Nation Building by Reduction
As states fail across the world, the public safety function is increasingly being filled by private security companies. When out of work Mexican drug gangsters started a kidnapping, robbery and extortion crime wave, that country's middle and upper classes didn't turn to the police. They turned to private security. Chinese oil workers in the South Sudanese capital of Juba, upon hearing gunfire outside their compound when local political factions decided to battle it out among themselves, didn't call the local authorities, they called the local offices of the Chinese security firm DeWe for help. Many of DeWe's men were veterans of the PLA and knew how to provide shadow extraterritorial protection for Beijing's citizens abroad.
For Kong Wei, head of DeWe’s Juba office and a veteran of the People’s Liberation Army who retired five years ago, it was the start of a 50 hour-marathon without sleep as he and his colleagues executed an evacuation plan. “Bullets and shells flew over our compound all day and night,” says Mr Kong. ... Details of the operation last year, revealed here for the first time, point to the greater role being played by China’s fledgling private security industry. ...
“The intermingling between PLA and private security contractors often staffed by ‘former PLA’ is a blurry line,” says Andrew Davenport, chief operating officer of RWR Advisory Group, a risk consultancy. Though private, few doubt the groups are solidly under the control of China’s national security bureaucracy. They represent “a parallel security strategy”, as Mr Davenport puts it.
"Parallel security strategy" is a nice way of describing doing the police work local cops can't do. Sometimes the cops are ethnically local -- they just don't work for the government in situ. "Headquartered in Lima, Peru, Defion Internacional is a private military company that supplies specialist security staff who are mostly recruited from Latin America. ... Latin American security staff stationed in the Middle East have been described as 'guns for hire.'"
Increasingly, medical evacuation, kidnap and ransom negotiations and even intelligence gathering services are being offered on a private basis. One African magazine complained that private security was taking over the continent. With so much high-quality military talent left over from the War on Terror, only a fool would continue to rely on the local corrupt gendarmerie when a vastly superior alternative was available. When a friend complained that the Philippine police were now "squads of killers loose with a licence to kill" my first impulse was to say: "stop thinking of them as cops". Because they're not cops. They're killers in government uniforms.

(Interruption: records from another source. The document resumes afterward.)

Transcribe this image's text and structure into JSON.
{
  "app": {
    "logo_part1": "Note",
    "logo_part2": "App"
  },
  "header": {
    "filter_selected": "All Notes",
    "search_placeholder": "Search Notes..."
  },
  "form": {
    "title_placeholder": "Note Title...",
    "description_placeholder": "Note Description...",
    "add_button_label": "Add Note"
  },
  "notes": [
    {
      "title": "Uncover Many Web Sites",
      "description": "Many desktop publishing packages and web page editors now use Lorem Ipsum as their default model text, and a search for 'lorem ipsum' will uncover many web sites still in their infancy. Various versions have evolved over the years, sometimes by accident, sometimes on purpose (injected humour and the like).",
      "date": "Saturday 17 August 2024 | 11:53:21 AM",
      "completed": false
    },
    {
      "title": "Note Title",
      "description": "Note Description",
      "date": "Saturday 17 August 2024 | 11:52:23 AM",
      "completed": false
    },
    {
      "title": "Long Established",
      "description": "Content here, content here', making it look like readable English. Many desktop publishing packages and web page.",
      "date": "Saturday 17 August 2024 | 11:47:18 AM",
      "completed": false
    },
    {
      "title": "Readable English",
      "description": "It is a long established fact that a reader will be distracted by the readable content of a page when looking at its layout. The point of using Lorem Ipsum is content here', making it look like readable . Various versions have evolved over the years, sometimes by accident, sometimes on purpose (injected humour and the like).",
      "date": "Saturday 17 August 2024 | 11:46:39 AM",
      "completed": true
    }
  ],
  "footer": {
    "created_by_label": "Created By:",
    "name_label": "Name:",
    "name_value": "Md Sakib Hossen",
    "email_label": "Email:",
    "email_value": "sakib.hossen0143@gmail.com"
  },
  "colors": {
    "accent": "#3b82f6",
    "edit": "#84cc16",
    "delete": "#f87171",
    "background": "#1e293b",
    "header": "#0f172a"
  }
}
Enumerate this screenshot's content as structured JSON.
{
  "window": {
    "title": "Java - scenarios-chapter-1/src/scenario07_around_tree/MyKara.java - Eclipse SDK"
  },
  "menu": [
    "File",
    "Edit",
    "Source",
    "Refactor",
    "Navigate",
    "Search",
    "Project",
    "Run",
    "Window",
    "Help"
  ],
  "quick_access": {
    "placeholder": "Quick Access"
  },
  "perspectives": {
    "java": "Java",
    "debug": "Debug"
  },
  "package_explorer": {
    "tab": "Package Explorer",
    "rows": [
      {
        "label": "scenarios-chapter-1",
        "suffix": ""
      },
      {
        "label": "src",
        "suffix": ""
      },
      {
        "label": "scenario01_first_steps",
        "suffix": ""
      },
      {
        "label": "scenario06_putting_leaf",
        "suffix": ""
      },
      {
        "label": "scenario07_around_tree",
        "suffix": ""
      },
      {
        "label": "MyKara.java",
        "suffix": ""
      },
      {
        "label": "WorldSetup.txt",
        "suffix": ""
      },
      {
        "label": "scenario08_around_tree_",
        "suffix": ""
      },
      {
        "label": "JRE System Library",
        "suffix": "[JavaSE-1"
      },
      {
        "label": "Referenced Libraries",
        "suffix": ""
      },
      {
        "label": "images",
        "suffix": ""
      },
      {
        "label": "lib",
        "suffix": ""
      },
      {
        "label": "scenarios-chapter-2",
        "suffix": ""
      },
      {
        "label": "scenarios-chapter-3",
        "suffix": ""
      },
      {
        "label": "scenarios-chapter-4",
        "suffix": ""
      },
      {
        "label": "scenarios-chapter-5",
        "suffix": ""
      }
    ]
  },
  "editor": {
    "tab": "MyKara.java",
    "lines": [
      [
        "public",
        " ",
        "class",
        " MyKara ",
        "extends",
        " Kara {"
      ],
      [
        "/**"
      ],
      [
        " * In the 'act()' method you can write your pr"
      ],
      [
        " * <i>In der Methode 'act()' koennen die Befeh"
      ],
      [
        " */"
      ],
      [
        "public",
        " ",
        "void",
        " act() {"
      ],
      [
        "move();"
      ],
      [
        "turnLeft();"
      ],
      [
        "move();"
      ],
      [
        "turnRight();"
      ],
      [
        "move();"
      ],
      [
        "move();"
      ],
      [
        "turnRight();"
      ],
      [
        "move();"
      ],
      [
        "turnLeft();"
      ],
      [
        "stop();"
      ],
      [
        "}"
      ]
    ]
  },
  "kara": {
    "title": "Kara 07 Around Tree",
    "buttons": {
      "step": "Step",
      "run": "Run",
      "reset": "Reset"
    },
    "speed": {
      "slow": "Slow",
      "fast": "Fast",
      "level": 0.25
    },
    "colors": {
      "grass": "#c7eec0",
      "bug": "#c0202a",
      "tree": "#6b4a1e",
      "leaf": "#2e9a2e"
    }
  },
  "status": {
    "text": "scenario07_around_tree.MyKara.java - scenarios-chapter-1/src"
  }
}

More generally, it is hard to keep thinking of failed states as "governments" when they don't govern anything. The provision of what used to be called "public services" in failed states will be long delayed if the advent of a Westphalian structure is first awaited. The answer to the long-standing problem of "nation building" may lie in embracing the suck, in exploiting the situation. In many failed states it is really much easier to provide privately operated transportation, utility provision (including telecomms) and health care than it is to build the public equivalent. Failed states from one point of view are a business opportunity. The key lies in recognizing it.